[Source data Boundary: Start]
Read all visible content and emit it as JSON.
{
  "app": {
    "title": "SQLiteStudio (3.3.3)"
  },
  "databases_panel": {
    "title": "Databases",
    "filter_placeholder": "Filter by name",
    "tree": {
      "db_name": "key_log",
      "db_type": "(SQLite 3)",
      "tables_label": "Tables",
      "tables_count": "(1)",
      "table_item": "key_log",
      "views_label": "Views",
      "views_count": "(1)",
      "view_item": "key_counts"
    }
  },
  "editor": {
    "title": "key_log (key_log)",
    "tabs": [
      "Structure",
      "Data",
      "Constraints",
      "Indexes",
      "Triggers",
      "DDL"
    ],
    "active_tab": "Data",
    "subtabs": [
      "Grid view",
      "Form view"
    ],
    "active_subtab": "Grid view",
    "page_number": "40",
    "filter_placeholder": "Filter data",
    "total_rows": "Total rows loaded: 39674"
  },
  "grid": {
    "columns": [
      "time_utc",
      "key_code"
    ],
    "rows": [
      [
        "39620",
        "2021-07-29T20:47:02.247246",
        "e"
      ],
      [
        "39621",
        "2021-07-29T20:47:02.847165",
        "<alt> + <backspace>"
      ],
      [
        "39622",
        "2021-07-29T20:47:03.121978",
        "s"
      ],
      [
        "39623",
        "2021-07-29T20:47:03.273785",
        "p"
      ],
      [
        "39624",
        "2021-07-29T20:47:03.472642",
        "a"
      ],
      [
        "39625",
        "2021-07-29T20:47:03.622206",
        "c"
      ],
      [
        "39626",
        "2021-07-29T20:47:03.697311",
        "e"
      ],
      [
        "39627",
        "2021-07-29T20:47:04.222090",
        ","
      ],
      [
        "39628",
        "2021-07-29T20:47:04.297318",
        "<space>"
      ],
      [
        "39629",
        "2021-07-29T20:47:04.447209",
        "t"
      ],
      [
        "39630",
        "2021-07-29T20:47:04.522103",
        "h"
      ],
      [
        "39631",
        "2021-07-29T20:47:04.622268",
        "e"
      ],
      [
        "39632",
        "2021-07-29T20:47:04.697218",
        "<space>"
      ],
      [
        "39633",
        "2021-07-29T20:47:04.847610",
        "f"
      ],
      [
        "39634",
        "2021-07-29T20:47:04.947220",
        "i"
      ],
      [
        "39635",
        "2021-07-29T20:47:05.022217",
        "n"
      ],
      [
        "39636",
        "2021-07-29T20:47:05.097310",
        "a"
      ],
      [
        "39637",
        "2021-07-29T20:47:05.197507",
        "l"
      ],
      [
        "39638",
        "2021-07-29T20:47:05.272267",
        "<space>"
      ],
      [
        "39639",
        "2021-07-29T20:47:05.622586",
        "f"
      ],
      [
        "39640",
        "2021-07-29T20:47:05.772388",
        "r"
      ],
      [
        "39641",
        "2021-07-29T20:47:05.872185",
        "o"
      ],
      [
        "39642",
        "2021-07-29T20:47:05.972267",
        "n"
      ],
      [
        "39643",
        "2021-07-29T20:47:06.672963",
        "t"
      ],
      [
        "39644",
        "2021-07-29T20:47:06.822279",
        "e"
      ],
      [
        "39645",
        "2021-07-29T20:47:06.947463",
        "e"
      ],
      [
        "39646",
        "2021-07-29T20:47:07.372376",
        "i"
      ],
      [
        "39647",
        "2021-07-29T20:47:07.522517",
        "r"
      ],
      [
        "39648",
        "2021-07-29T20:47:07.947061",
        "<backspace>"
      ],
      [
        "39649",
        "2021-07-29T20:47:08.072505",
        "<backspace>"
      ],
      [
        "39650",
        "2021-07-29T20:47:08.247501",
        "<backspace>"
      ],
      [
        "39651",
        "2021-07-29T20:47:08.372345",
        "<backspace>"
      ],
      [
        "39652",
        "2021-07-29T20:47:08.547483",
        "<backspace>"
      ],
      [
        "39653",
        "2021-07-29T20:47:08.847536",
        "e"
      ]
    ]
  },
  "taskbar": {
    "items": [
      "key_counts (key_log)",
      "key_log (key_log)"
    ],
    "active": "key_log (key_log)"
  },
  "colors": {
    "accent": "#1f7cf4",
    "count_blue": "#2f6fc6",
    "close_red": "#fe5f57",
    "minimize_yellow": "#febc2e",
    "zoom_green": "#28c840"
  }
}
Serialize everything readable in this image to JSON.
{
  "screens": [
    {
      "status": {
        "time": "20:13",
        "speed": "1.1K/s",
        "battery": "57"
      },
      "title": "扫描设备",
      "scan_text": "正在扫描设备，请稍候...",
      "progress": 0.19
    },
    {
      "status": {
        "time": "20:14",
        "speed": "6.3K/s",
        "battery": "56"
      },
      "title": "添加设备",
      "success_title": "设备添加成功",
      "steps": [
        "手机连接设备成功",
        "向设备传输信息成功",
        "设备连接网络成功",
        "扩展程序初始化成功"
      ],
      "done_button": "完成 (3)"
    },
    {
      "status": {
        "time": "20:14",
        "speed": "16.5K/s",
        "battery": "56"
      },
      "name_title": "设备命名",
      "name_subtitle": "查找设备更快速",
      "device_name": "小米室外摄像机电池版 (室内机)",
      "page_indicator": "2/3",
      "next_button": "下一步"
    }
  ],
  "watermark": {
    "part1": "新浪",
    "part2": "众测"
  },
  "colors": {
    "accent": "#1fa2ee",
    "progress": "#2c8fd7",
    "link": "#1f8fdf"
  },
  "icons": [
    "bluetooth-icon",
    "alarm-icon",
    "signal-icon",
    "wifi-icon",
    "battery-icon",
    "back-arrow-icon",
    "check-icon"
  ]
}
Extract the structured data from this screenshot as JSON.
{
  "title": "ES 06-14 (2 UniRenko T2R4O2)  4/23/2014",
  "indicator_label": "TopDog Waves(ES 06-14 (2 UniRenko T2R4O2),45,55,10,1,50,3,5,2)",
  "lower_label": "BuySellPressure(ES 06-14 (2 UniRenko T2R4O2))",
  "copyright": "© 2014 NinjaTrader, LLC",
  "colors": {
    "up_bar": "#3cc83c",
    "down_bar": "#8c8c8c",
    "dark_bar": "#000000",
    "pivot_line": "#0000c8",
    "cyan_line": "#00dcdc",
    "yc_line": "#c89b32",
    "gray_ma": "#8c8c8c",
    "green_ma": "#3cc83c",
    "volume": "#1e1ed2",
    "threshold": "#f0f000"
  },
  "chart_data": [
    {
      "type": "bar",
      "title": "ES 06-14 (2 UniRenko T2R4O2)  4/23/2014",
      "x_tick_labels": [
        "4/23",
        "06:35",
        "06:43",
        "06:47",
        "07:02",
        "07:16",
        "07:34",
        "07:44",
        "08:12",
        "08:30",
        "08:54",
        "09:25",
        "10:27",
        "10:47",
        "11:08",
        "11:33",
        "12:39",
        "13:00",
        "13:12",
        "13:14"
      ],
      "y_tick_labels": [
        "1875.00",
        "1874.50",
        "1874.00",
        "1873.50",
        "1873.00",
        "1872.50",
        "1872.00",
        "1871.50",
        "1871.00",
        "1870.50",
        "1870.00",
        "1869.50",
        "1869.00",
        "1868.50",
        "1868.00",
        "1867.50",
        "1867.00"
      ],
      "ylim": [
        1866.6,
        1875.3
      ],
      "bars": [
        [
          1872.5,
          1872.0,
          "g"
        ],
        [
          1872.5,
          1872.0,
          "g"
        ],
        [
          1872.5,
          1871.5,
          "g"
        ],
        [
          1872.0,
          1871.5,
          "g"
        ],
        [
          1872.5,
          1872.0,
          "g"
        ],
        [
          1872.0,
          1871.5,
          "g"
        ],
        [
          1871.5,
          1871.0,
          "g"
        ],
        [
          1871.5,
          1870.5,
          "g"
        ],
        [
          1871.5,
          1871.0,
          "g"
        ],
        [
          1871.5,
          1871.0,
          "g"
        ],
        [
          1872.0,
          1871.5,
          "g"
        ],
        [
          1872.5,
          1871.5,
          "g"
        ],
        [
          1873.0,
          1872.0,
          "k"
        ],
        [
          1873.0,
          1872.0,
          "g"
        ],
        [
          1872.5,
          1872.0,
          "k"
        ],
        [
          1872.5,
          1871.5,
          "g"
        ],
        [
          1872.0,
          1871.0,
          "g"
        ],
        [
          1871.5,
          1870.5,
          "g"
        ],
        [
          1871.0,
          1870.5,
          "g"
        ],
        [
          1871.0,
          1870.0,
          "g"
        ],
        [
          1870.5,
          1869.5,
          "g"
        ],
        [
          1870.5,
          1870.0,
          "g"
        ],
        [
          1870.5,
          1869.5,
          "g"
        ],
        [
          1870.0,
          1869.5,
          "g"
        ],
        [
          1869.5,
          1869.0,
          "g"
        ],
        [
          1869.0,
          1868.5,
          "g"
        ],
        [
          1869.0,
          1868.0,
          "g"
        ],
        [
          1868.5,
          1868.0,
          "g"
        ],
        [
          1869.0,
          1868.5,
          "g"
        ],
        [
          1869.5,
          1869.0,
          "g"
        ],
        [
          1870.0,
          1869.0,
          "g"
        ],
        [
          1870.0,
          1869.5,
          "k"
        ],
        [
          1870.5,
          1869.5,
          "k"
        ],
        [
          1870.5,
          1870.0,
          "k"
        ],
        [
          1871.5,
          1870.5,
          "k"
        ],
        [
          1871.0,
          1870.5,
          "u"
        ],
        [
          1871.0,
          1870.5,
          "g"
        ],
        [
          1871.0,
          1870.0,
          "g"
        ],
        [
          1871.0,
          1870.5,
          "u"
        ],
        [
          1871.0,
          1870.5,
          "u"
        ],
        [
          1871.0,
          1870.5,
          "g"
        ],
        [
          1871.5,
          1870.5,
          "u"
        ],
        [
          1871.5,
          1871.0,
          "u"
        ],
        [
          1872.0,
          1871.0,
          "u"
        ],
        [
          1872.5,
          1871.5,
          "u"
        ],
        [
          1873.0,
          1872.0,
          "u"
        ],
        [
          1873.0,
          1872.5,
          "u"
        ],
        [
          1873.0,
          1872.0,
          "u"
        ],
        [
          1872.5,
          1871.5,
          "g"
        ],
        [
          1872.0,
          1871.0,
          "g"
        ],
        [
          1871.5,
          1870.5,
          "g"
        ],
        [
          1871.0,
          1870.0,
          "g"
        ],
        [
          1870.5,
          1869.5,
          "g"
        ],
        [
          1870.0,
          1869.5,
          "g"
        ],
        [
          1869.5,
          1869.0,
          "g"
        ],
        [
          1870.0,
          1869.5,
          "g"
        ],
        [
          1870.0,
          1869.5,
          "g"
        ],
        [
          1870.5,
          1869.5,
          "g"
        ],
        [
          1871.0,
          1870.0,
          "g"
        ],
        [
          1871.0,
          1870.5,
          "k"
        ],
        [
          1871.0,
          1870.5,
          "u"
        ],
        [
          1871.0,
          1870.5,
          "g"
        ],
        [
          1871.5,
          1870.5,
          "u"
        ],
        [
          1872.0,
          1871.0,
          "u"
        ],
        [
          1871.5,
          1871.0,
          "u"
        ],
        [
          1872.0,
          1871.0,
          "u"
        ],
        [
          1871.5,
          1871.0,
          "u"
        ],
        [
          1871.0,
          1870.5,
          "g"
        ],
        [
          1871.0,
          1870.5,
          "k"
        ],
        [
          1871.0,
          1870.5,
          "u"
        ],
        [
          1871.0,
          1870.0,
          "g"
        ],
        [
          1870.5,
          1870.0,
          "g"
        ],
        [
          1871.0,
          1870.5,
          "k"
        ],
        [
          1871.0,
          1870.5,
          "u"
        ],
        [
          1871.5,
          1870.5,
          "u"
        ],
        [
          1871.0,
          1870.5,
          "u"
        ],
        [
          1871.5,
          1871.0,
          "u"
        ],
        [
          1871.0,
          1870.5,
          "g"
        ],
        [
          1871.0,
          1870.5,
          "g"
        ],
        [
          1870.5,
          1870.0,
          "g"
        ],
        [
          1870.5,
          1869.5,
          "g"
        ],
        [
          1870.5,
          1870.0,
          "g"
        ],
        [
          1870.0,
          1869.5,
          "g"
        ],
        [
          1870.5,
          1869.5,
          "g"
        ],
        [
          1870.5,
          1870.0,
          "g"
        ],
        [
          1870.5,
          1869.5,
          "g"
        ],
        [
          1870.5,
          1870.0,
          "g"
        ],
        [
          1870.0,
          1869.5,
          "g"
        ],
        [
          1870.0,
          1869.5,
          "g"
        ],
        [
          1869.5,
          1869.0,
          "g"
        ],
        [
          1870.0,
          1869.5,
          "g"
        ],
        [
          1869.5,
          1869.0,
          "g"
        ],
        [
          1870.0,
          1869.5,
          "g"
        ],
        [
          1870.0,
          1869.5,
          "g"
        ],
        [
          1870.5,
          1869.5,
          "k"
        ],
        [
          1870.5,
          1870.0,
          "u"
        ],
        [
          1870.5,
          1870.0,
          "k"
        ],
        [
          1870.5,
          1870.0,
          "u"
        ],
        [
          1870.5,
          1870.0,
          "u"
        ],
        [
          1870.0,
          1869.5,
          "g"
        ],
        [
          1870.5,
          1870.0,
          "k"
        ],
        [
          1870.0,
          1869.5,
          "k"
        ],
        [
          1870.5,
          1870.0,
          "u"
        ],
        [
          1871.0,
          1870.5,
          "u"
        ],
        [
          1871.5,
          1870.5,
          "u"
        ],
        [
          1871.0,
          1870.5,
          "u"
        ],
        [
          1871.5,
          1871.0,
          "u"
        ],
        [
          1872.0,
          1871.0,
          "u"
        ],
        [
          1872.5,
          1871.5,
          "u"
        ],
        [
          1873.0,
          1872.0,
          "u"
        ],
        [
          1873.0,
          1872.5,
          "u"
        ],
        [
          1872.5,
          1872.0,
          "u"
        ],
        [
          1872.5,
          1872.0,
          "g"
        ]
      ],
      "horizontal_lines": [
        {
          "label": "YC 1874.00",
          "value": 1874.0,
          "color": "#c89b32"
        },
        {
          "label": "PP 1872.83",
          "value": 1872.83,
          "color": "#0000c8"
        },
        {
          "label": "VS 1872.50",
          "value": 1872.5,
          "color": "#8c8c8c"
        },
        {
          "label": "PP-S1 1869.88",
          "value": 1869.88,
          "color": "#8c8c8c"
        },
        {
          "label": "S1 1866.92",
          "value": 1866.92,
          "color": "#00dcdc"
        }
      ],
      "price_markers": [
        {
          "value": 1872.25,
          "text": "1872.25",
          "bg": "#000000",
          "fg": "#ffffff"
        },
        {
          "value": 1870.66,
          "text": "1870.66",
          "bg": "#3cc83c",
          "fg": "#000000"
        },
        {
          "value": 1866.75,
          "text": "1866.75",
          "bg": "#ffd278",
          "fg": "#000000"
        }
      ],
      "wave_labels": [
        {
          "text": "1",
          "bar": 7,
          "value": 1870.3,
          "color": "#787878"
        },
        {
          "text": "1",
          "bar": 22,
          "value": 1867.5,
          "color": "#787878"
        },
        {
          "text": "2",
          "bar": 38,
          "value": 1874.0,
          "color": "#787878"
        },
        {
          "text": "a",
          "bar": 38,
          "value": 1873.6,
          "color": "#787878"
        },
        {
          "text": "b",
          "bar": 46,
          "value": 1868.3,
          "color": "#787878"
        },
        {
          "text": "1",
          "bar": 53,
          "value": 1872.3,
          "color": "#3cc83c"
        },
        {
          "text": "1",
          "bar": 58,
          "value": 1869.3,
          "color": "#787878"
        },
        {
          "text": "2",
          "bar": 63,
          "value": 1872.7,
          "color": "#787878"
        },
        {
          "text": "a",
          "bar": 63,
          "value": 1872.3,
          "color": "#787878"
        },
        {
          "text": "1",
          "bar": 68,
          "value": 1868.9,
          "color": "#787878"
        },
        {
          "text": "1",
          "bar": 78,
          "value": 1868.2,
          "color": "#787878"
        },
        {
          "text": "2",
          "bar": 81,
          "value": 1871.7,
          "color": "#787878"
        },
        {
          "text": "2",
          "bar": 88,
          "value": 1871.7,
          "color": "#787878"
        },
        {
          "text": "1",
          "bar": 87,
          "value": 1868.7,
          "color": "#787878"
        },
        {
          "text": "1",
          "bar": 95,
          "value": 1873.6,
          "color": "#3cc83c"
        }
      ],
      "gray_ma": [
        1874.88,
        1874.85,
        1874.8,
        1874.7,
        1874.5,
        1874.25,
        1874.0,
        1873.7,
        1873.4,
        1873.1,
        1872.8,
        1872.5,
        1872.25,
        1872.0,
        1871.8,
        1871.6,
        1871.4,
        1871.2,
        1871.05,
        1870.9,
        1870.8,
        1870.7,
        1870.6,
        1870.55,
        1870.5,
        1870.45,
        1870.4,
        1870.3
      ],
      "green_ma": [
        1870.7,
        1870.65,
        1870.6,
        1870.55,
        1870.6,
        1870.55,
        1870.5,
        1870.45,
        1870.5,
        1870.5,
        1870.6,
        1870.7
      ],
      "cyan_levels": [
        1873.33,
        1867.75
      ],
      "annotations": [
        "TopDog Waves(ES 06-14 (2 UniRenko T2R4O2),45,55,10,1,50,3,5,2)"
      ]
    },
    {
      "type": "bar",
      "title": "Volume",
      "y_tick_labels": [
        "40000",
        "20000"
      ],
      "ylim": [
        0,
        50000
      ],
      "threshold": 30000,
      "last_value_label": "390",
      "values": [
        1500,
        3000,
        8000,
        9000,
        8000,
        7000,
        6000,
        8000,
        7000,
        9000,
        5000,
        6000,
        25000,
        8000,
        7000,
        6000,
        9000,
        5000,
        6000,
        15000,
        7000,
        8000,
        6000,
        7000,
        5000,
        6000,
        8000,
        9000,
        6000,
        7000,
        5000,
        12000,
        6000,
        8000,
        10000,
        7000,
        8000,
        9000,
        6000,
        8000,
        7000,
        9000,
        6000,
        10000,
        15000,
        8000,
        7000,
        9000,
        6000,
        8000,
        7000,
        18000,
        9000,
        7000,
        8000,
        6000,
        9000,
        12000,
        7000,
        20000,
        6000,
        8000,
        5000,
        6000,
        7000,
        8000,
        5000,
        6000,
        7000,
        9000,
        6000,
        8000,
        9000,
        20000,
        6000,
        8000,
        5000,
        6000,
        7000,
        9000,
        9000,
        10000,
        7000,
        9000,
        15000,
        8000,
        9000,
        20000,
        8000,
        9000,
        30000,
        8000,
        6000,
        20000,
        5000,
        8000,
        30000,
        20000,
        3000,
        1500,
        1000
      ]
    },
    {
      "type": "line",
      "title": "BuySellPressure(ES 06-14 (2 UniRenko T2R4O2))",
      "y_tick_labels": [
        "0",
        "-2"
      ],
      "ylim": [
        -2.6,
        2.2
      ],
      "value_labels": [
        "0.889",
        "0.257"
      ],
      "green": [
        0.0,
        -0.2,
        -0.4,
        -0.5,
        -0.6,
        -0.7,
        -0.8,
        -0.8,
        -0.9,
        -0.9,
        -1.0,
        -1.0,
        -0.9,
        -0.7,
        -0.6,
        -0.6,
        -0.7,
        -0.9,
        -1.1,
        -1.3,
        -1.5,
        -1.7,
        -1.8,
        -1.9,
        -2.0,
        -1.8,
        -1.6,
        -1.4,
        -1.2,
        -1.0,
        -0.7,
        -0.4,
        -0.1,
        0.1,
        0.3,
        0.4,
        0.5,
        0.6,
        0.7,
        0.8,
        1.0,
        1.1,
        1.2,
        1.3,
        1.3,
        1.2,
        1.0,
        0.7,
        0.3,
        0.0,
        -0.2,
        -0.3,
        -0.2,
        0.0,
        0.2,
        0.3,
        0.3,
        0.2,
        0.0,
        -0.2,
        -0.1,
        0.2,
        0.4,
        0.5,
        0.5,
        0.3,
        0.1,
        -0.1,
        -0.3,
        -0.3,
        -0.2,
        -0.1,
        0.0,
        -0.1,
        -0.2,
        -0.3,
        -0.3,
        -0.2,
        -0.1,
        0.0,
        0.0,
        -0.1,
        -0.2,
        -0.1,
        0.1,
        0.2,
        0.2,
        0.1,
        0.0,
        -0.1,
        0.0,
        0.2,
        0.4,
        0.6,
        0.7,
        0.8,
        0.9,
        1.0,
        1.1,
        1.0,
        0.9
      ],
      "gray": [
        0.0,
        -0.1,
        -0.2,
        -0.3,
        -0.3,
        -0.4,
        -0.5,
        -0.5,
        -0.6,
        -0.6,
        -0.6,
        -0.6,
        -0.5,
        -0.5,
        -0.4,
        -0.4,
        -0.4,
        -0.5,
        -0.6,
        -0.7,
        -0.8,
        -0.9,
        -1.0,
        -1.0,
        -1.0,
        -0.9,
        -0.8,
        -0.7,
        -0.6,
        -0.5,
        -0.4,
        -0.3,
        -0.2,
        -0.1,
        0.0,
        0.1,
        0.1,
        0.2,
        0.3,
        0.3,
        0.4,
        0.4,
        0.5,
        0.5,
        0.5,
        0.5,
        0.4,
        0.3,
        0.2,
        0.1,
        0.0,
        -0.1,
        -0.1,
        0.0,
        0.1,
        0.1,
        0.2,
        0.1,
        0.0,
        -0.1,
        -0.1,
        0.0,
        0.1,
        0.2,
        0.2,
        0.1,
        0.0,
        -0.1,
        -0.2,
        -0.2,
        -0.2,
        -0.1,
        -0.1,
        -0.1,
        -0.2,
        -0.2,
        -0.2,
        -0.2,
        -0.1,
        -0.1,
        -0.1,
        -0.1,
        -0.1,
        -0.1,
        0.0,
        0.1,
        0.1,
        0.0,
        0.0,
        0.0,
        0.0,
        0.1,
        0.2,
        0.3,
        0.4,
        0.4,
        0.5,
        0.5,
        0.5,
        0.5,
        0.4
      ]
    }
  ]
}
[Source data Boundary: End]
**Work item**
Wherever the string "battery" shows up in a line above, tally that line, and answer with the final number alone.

**Solution to the problem**
4